Last month was one to forget for the generic-drug industry, which was confronted head-on by a sweeping lawsuit from dozens of states alleging conspiracy to fix drug prices. Shares of nearly every company with ties to generic-drug manufacturing or distribution sank on news of the legal risks.
Teva Pharmaceutical (TEVA 0.34%) stock led the pack by declining 43.2%, followed by a 41.4% tumble for shares of Amneal Pharmaceuticals (AMRX 1.47%), according to data from S&P Global Market Intelligence. The intelligence platform also shows that shares of Lannett (LCI 3.05%) lost 31.6% and Mylan NV (MYL) stock dropped 37.8%.
The events that spilled onto Wall Street in May can be traced back to summer 2014. That's when the first subpoenas came from the State of Connecticut Office of the Attorney General as it began investigating unusual pricing anomalies in the industry. Then a lawsuit was filed against generic-drug manufacturers in December 2016. Now, the latest lawsuit is larger and more detailed than the original, involving 44 state attorneys general and at least a dozen generic drugs.
Analysts and investors are right to worry. While the lawsuit could be settled with large fines and payments, it's likely to result in increased regulation of the generic-drug industry, too. Wall Street is more concerned with the former for now.
For example, Lannett lost a lucrative contract with Jerome Stevens Pharmaceuticals (JSP) that was responsible for 37% of its total revenue in fiscal 2018. It included a product, levothyroxine, with promising growth potential. The business has made strides to grow and diversify revenue in the quarters since, but it faces an uphill climb. Therefore, the industrywide lawsuit has sharper consequences for the small-cap company than for its larger peers.
Amneal Pharmaceuticals, which wrestled Lannett's levothyroxine contract from JSP, disclosed that it had received letters from two states that intend to pursue claims against the company. The company's most recent quarterly SEC filing contains seven full pages describing its involvement in eight different lawsuits spanning generic-drug antitrust suits to its role in the opioid crisis. That pattern is repeated in the SEC filings of Teva Pharmaceutical and Mylan.
Wall Street is increasingly alarmed over the growing uncertainty facing Teva Pharmaceutical. In addition to being labeled the ringleader of the generic-drug price-fixing conspiracy, the company is involved in suits for its role in the opioid crisis. It recently reached an $85 million settlement to avoid going to trial with the state of Oklahoma.
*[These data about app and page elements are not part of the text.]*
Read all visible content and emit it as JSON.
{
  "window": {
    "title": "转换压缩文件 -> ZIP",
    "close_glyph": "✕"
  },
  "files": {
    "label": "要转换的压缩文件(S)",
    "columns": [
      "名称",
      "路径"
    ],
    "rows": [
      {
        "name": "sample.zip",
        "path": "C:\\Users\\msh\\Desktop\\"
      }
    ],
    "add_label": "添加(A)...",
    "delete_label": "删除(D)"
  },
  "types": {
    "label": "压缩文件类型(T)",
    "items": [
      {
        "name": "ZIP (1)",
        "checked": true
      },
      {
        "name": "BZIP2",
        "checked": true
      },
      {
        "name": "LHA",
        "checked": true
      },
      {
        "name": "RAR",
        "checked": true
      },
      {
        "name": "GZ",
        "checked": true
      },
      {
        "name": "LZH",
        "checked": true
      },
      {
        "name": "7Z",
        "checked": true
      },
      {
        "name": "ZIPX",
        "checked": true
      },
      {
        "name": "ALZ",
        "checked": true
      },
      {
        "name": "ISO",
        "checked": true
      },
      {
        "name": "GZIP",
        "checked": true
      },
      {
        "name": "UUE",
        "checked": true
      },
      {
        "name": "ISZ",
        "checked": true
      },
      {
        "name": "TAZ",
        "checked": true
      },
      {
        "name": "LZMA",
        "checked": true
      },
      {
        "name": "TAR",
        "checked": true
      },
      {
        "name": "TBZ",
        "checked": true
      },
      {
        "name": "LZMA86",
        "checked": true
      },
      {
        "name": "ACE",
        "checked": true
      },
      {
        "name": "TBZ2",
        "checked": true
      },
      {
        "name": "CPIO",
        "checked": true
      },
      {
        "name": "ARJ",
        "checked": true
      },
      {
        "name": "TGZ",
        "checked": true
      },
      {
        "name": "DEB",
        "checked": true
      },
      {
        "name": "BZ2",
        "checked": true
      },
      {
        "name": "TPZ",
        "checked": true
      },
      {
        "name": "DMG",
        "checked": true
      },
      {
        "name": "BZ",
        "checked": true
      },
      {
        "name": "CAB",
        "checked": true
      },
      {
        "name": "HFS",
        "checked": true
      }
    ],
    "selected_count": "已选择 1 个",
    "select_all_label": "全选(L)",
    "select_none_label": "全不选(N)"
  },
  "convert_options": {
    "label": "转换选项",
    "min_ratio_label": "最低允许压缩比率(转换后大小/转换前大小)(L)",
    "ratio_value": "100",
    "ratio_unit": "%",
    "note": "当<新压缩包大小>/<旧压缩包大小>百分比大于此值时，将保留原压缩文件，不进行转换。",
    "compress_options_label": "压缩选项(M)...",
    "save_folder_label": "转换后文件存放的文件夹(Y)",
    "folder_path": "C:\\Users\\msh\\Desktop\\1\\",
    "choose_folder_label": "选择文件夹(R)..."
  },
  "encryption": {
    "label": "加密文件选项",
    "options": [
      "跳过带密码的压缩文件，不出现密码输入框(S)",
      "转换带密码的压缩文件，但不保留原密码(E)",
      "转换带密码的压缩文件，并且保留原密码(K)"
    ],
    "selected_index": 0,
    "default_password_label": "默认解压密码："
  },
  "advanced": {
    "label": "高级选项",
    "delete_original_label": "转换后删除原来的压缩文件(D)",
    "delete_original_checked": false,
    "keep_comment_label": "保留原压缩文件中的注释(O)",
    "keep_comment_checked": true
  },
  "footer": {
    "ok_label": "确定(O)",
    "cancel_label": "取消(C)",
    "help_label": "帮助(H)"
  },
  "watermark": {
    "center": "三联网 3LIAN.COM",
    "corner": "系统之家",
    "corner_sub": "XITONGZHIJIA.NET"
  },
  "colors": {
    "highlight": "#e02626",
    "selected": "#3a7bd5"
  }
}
While that's a relatively small amount, UBS analyst Navin Jacob warned that it was larger than expected. Since larger lawsuits are pending, the analyst increased the estimate for total settlement payouts from $1 billion to over $4 billion. Teva Pharmaceutical exited March with $2 billion in cash.
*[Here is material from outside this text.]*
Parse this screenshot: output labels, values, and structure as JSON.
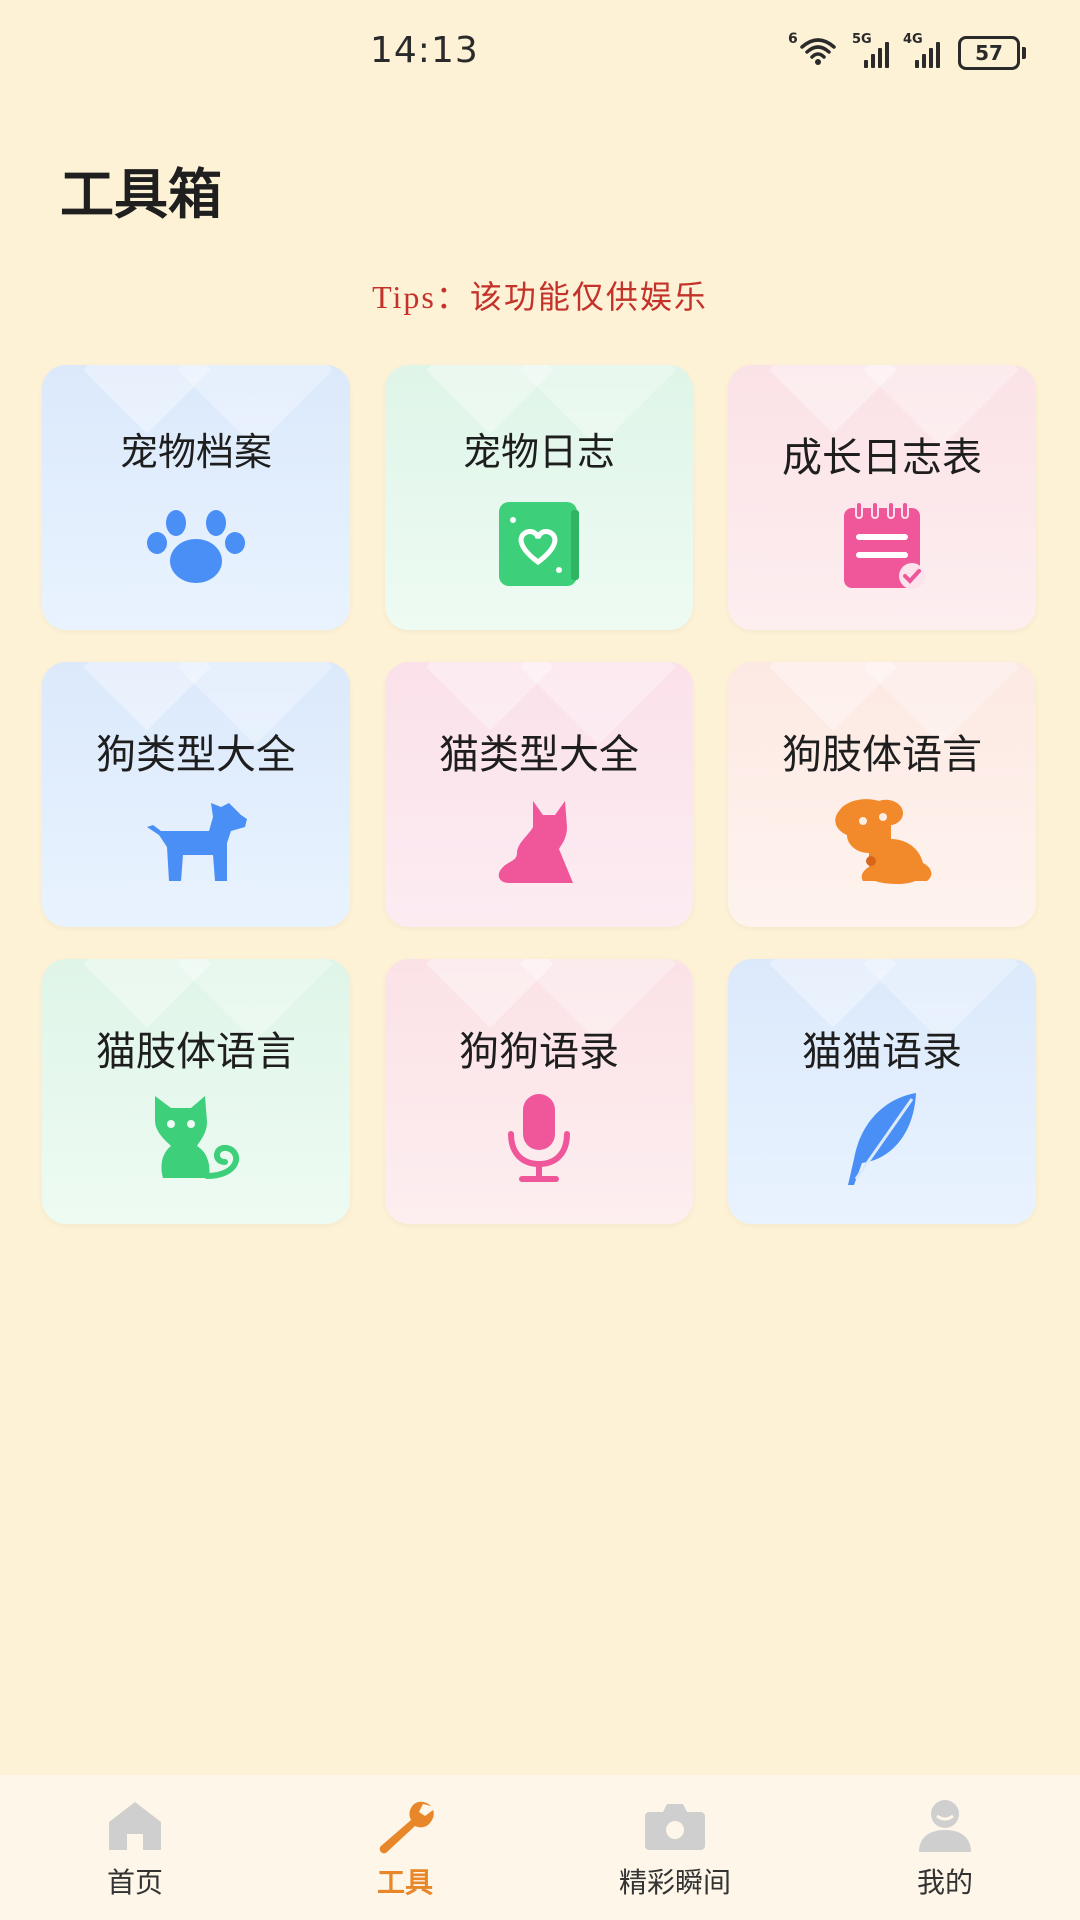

To be blunt, the fact that 44 states have the generic-drug industry in their sights is terrible news for the affected stocks. Individual investors can expect sizable fines and settlements, while stricter oversight and regulation isn't out of the question. It may be better to avoid the uncertainty altogether.